The town tooth drawer, c.1812-1817

Printed and published by William Davidson
Copper engraving on paper, c.1812-1817

William Davison of Alnwick (1781-1858) worked as both a printer and a pharmacist in Alnwick, Northumberland. He copied this dental print of Edward Dighton (c1752-1819) The London dentist circa 1784 and published it in Some Alnwick caricatures circa 1812-1817.

The scene shows a town house either belonging to the dentist, or he has made a house visit to his patient. She is shown with her maid present. The frock-coated and wigged dentist has a young, smiling assistant carrying an instrument case.

The dentist is shown to be wealthy, by his clothing and wig, his servant, and the possession of the case of specialist instruments, although dentistry at this time was more of a trade, than a respected professional occupation.

The mid-18th century saw the establishment in London of a new kind of practitioner, the dentist (a term borrowed from the French), who was skilled in both drawing teeth and in making artificial ones.

These dentists set up rooms and offered various dental services for the well-to-do including restorative techniques and the treatment of gum diseases, probably caused by the increasing consumption of sugar.
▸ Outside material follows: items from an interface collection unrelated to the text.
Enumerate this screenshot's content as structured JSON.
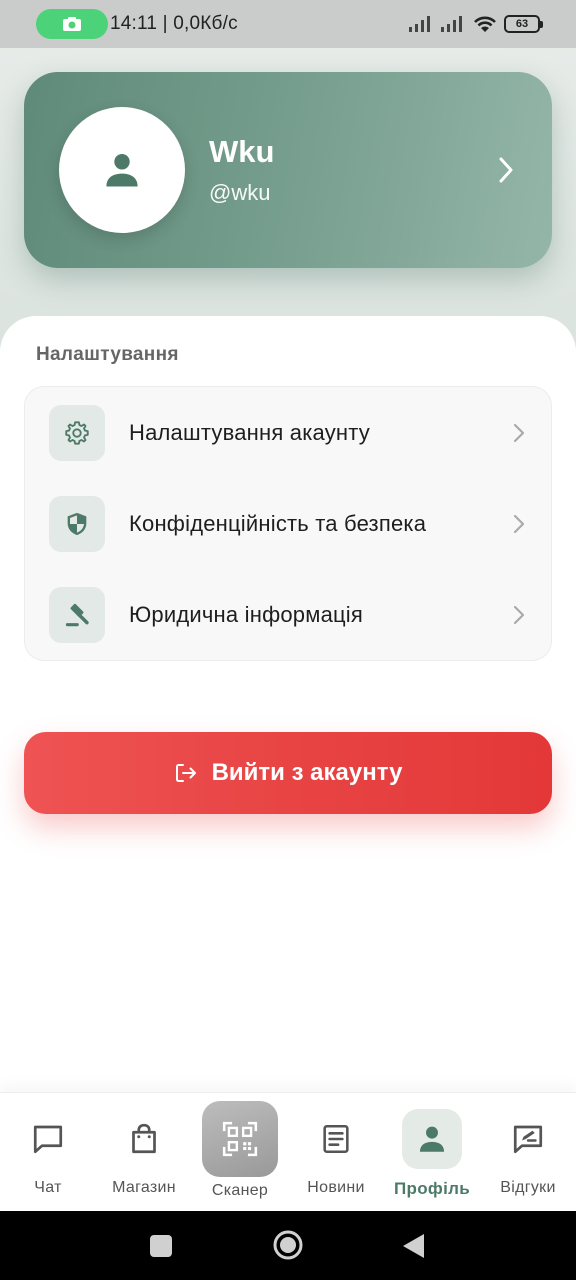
{
  "status_bar": {
    "time_and_speed": "14:11 | 0,0Кб/с",
    "battery": "63"
  },
  "profile": {
    "name": "Wku",
    "handle": "@wku"
  },
  "settings": {
    "section_title": "Налаштування",
    "items": [
      {
        "label": "Налаштування акаунту",
        "icon": "gear-icon"
      },
      {
        "label": "Конфіденційність та безпека",
        "icon": "shield-icon"
      },
      {
        "label": "Юридична інформація",
        "icon": "gavel-icon"
      }
    ]
  },
  "logout": {
    "label": "Вийти з акаунту",
    "icon": "logout-icon"
  },
  "bottom_nav": {
    "items": [
      {
        "label": "Чат",
        "icon": "chat-icon"
      },
      {
        "label": "Магазин",
        "icon": "shopping-bag-icon"
      },
      {
        "label": "Сканер",
        "icon": "qr-code-icon"
      },
      {
        "label": "Новини",
        "icon": "news-icon"
      },
      {
        "label": "Профіль",
        "icon": "person-icon",
        "active": true
      },
      {
        "label": "Відгуки",
        "icon": "feedback-icon"
      }
    ]
  },
  "colors": {
    "accent": "#4d7a68",
    "profile_card": "#6f9584",
    "logout": "#e84444"
  }
}
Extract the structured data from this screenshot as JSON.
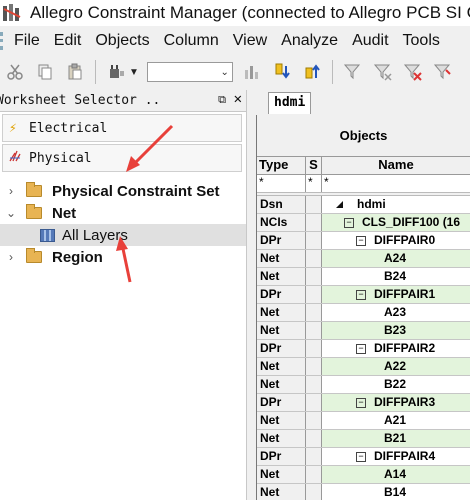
{
  "window": {
    "title": "Allegro Constraint Manager (connected to Allegro PCB SI GX"
  },
  "menu": [
    "File",
    "Edit",
    "Objects",
    "Column",
    "View",
    "Analyze",
    "Audit",
    "Tools"
  ],
  "toolbar": {
    "icons": [
      "cut-icon",
      "copy-icon",
      "paste-icon",
      "plug-icon",
      "chart-icon",
      "flag-down-icon",
      "flag-up-icon",
      "filter-icon",
      "filter-clear-icon",
      "filter-x-icon",
      "filter-flag-icon"
    ],
    "combo_value": ""
  },
  "worksheet": {
    "title": "Worksheet Selector ..",
    "tabs": [
      {
        "label": "Electrical",
        "icon": "lightning-icon"
      },
      {
        "label": "Physical",
        "icon": "physical-icon"
      }
    ],
    "tree": [
      {
        "label": "Physical Constraint Set",
        "expanded": false
      },
      {
        "label": "Net",
        "expanded": true
      },
      {
        "label": "All Layers",
        "selected": true
      },
      {
        "label": "Region",
        "expanded": false
      }
    ]
  },
  "document": {
    "tab": "hdmi",
    "group_header": "Objects",
    "columns": {
      "type": "Type",
      "s": "S",
      "name": "Name"
    },
    "filter": {
      "type": "*",
      "s": "*",
      "name": "*"
    },
    "rows": [
      {
        "type": "Dsn",
        "name": "hdmi",
        "level": 0,
        "marker": "tri",
        "bg": "white"
      },
      {
        "type": "NCIs",
        "name": "CLS_DIFF100 (16",
        "level": 1,
        "marker": "box",
        "bg": "green"
      },
      {
        "type": "DPr",
        "name": "DIFFPAIR0",
        "level": 2,
        "marker": "box",
        "bg": "white"
      },
      {
        "type": "Net",
        "name": "A24",
        "level": 3,
        "marker": "",
        "bg": "green"
      },
      {
        "type": "Net",
        "name": "B24",
        "level": 3,
        "marker": "",
        "bg": "white"
      },
      {
        "type": "DPr",
        "name": "DIFFPAIR1",
        "level": 2,
        "marker": "box",
        "bg": "green"
      },
      {
        "type": "Net",
        "name": "A23",
        "level": 3,
        "marker": "",
        "bg": "white"
      },
      {
        "type": "Net",
        "name": "B23",
        "level": 3,
        "marker": "",
        "bg": "green"
      },
      {
        "type": "DPr",
        "name": "DIFFPAIR2",
        "level": 2,
        "marker": "box",
        "bg": "white"
      },
      {
        "type": "Net",
        "name": "A22",
        "level": 3,
        "marker": "",
        "bg": "green"
      },
      {
        "type": "Net",
        "name": "B22",
        "level": 3,
        "marker": "",
        "bg": "white"
      },
      {
        "type": "DPr",
        "name": "DIFFPAIR3",
        "level": 2,
        "marker": "box",
        "bg": "green"
      },
      {
        "type": "Net",
        "name": "A21",
        "level": 3,
        "marker": "",
        "bg": "white"
      },
      {
        "type": "Net",
        "name": "B21",
        "level": 3,
        "marker": "",
        "bg": "green"
      },
      {
        "type": "DPr",
        "name": "DIFFPAIR4",
        "level": 2,
        "marker": "box",
        "bg": "white"
      },
      {
        "type": "Net",
        "name": "A14",
        "level": 3,
        "marker": "",
        "bg": "green"
      },
      {
        "type": "Net",
        "name": "B14",
        "level": 3,
        "marker": "",
        "bg": "white"
      }
    ]
  },
  "annotations": {
    "arrow_color": "#e8403a"
  }
}
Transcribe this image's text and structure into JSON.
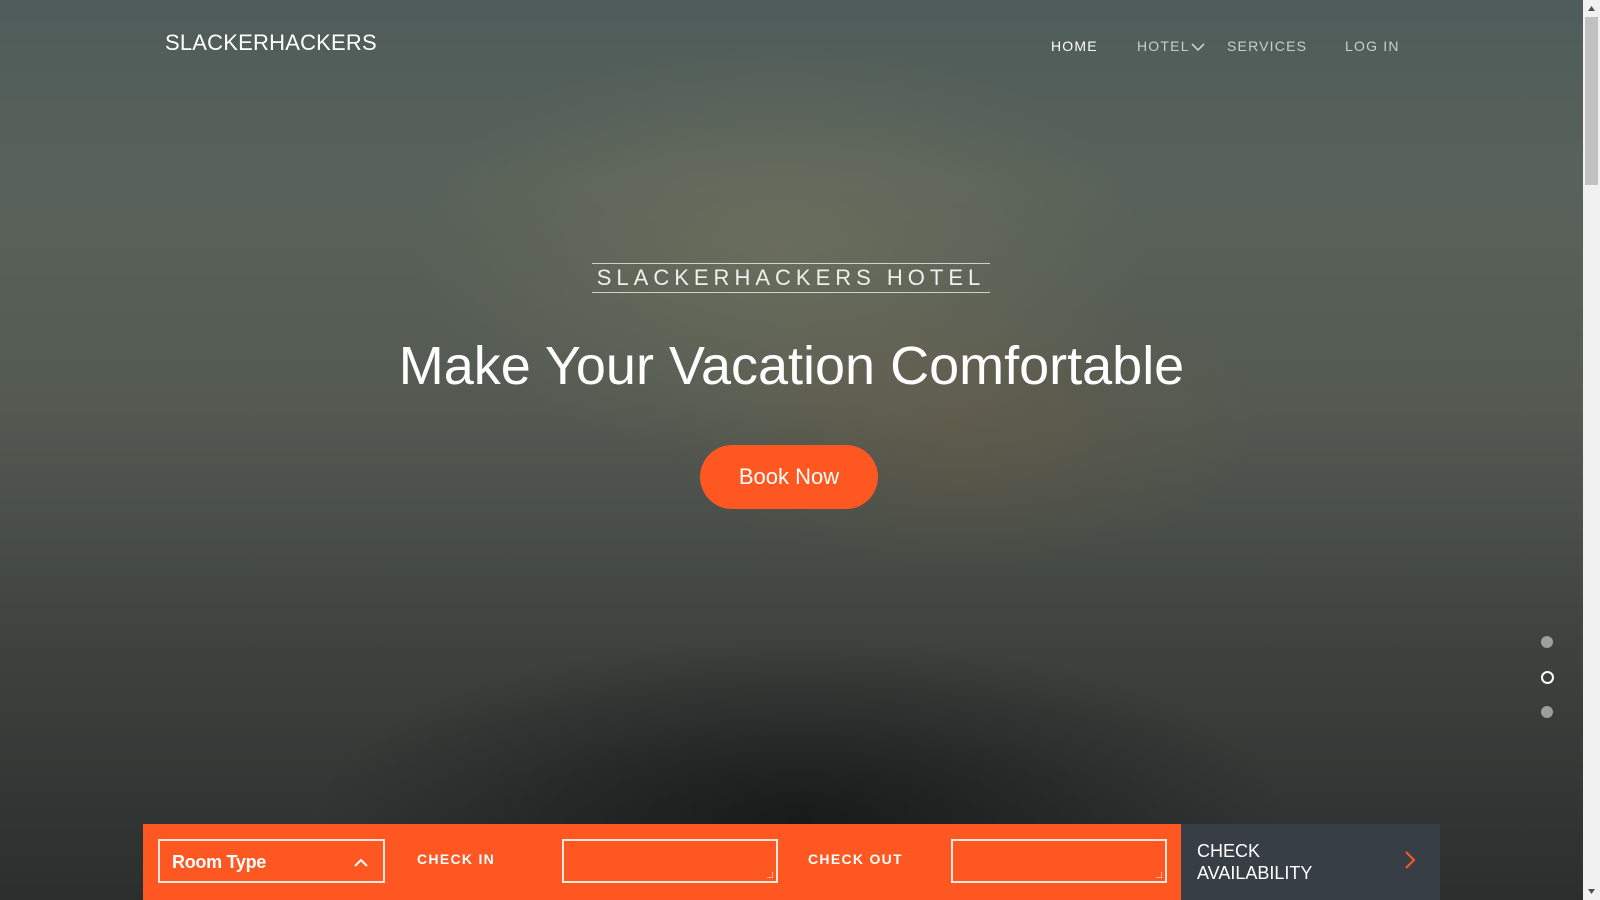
{
  "brand": {
    "logo": "SLACKERHACKERS"
  },
  "nav": {
    "items": [
      {
        "label": "HOME"
      },
      {
        "label": "HOTEL"
      },
      {
        "label": "SERVICES"
      },
      {
        "label": "LOG IN"
      }
    ]
  },
  "hero": {
    "eyebrow": "SLACKERHACKERS HOTEL",
    "headline": "Make Your Vacation Comfortable",
    "cta": "Book Now"
  },
  "booking": {
    "room_type": "Room Type",
    "check_in_label": "CHECK IN",
    "check_in_value": "",
    "check_out_label": "CHECK OUT",
    "check_out_value": "",
    "submit": "CHECK AVAILABILITY"
  },
  "colors": {
    "accent": "#ff5722",
    "submit_bg": "#383e46"
  }
}
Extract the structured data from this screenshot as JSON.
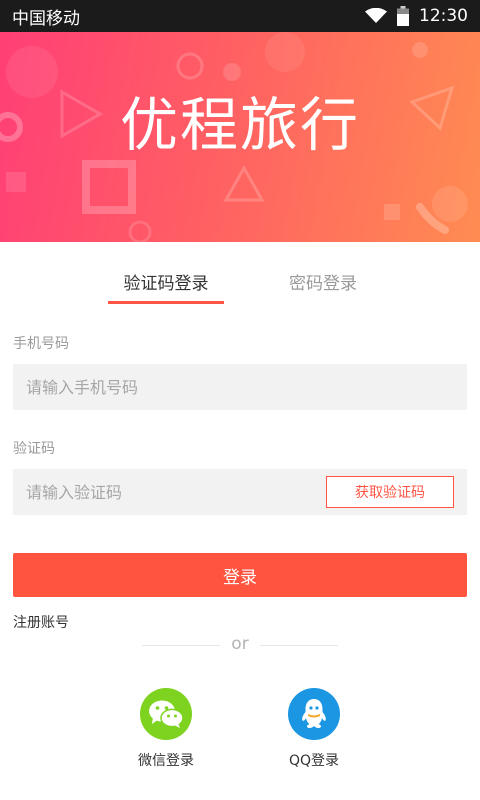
{
  "status_bar": {
    "carrier": "中国移动",
    "time": "12:30"
  },
  "banner": {
    "logo_text": "优程旅行",
    "gradient_start": "#ff3f76",
    "gradient_end": "#ff8c52"
  },
  "tabs": [
    {
      "label": "验证码登录",
      "active": true
    },
    {
      "label": "密码登录",
      "active": false
    }
  ],
  "form": {
    "phone_label": "手机号码",
    "phone_placeholder": "请输入手机号码",
    "code_label": "验证码",
    "code_placeholder": "请输入验证码",
    "get_code_label": "获取验证码",
    "login_label": "登录"
  },
  "register_label": "注册账号",
  "divider_text": "or",
  "social": {
    "wechat_label": "微信登录",
    "qq_label": "QQ登录"
  },
  "colors": {
    "accent": "#ff5440",
    "wechat": "#7ed321",
    "qq": "#1a96e3"
  }
}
By 1800 there were still relatively few dentists in England: about 40 operated in London and 20 in the provinces. Patients had little way of recognising a good practitioner from the incompetent or a charlatan.